For Matisse, the act of drawing became virtually an obsession. Prior to 1935 drawings held a subsidiary role, serving as a means of solving compositional problems that the artist encountered in his works on canvas. From 1935 onward, the process became central to his art and served as the catalyst for changes in the evolution of his painterly aesthetic.

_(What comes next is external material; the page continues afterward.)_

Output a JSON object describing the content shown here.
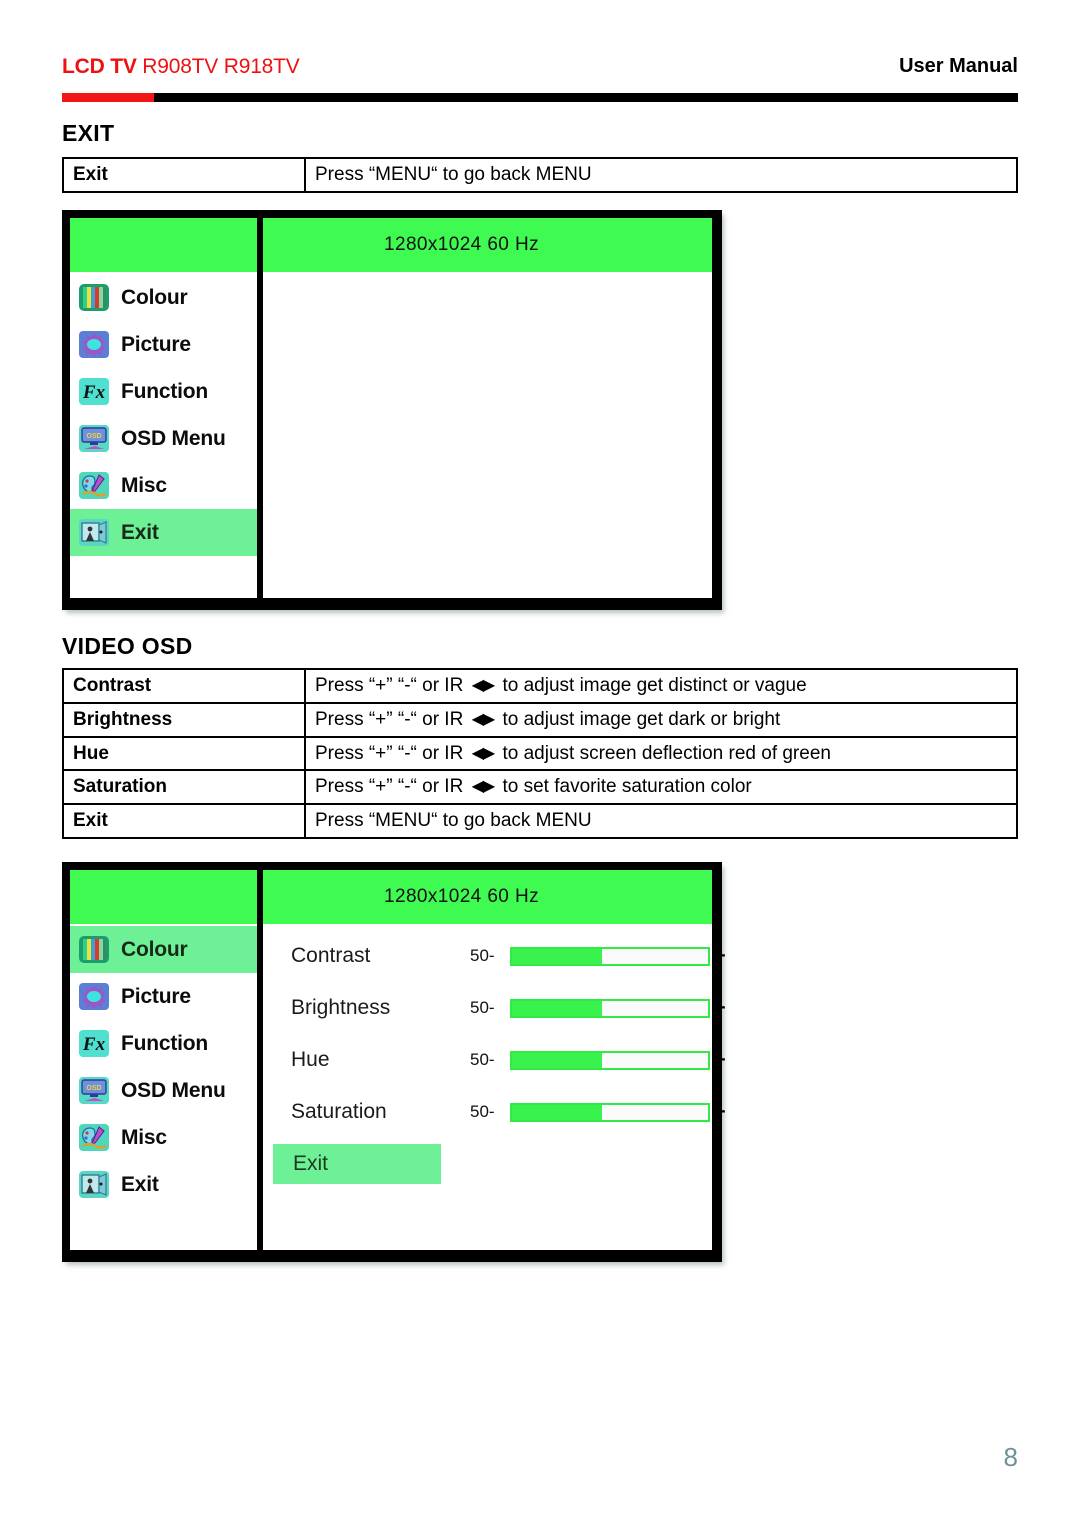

During this period Matisse's interest in Symbolist poetry moved to the forefront of his artistic aims - a source of inspiration he had not drawn from since 1906 and exemplified in the painting La joie de vivre. Collaborating with editors Louis Aragon of Mourlot and Tériade, Matisse parlayed this interest to book illustration. Working closely with the editor in conception and design, the most notable of these projects includes editions of Mallarmé's Poésies (1931- 32), Joyce's Ulysses (1935), De Montherlant's Pasiphaé (1937), Ronsard's Florilège des Amours (1941-48), and Baudelaire's Les fleurs du mal (1944-47).
The present work, a richly shaded charcoal drawing of Charles Baudelaire, was executed in Vence in 1944. Sourced from a 19th century photograph, it was executed at the time Matisse had begun work on the accompanying illustrations for the poet's Les fleurs du mal, published in 1947.